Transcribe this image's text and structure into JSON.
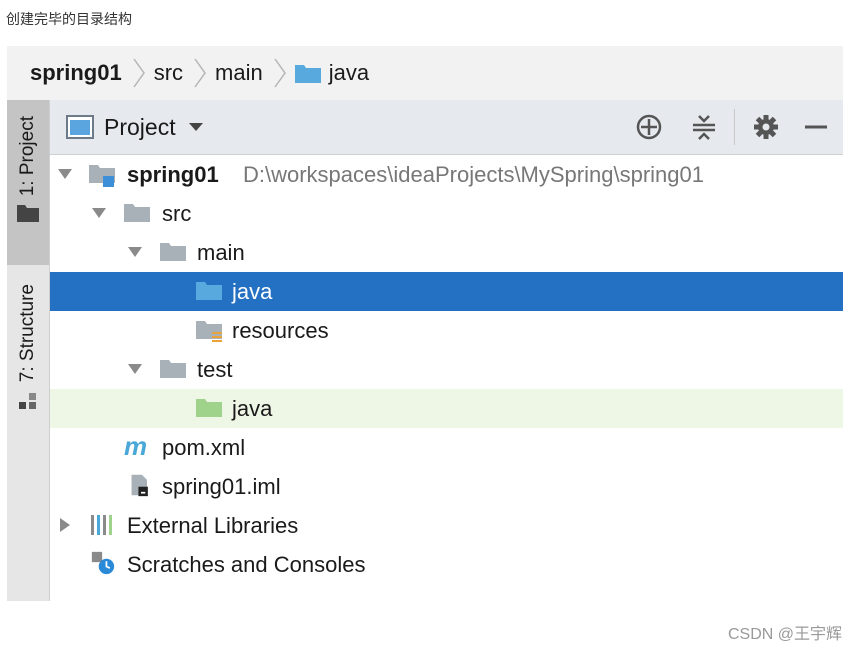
{
  "caption": "创建完毕的目录结构",
  "breadcrumb": {
    "items": [
      "spring01",
      "src",
      "main",
      "java"
    ]
  },
  "sidebar": {
    "tabs": [
      {
        "label": "1: Project",
        "active": true,
        "icon": "folder-icon"
      },
      {
        "label": "7: Structure",
        "active": false,
        "icon": "structure-icon"
      }
    ]
  },
  "panel": {
    "title": "Project",
    "icons": [
      "locate-icon",
      "collapse-all-icon",
      "gear-icon",
      "minimize-icon"
    ]
  },
  "tree": {
    "root": {
      "label": "spring01",
      "path": "D:\\workspaces\\ideaProjects\\MySpring\\spring01"
    },
    "src": "src",
    "main": "main",
    "main_java": "java",
    "resources": "resources",
    "test": "test",
    "test_java": "java",
    "pom": "pom.xml",
    "iml": "spring01.iml",
    "external": "External Libraries",
    "scratches": "Scratches and Consoles"
  },
  "colors": {
    "selection": "#2470c2",
    "test_highlight": "#eef6e6",
    "source_folder": "#58a9dd",
    "test_folder": "#9fd28a",
    "folder_gray": "#a8b0b8"
  },
  "watermark": "CSDN @王宇辉"
}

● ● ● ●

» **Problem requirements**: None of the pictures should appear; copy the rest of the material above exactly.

» **Task solution**:
Transcribe this image's text and structure into JSON.
{
  "caption": "创建完毕的目录结构",
  "breadcrumb": {
    "items": [
      "spring01",
      "src",
      "main",
      "java"
    ]
  },
  "sidebar": {
    "tabs": [
      {
        "label": "1: Project",
        "active": true,
        "icon": "folder-icon"
      },
      {
        "label": "7: Structure",
        "active": false,
        "icon": "structure-icon"
      }
    ]
  },
  "panel": {
    "title": "Project",
    "icons": [
      "locate-icon",
      "collapse-all-icon",
      "gear-icon",
      "minimize-icon"
    ]
  },
  "tree": {
    "root": {
      "label": "spring01",
      "path": "D:\\workspaces\\ideaProjects\\MySpring\\spring01"
    },
    "src": "src",
    "main": "main",
    "main_java": "java",
    "resources": "resources",
    "test": "test",
    "test_java": "java",
    "pom": "pom.xml",
    "iml": "spring01.iml",
    "external": "External Libraries",
    "scratches": "Scratches and Consoles"
  },
  "colors": {
    "selection": "#2470c2",
    "test_highlight": "#eef6e6",
    "source_folder": "#58a9dd",
    "test_folder": "#9fd28a",
    "folder_gray": "#a8b0b8"
  },
  "watermark": "CSDN @王宇辉"
}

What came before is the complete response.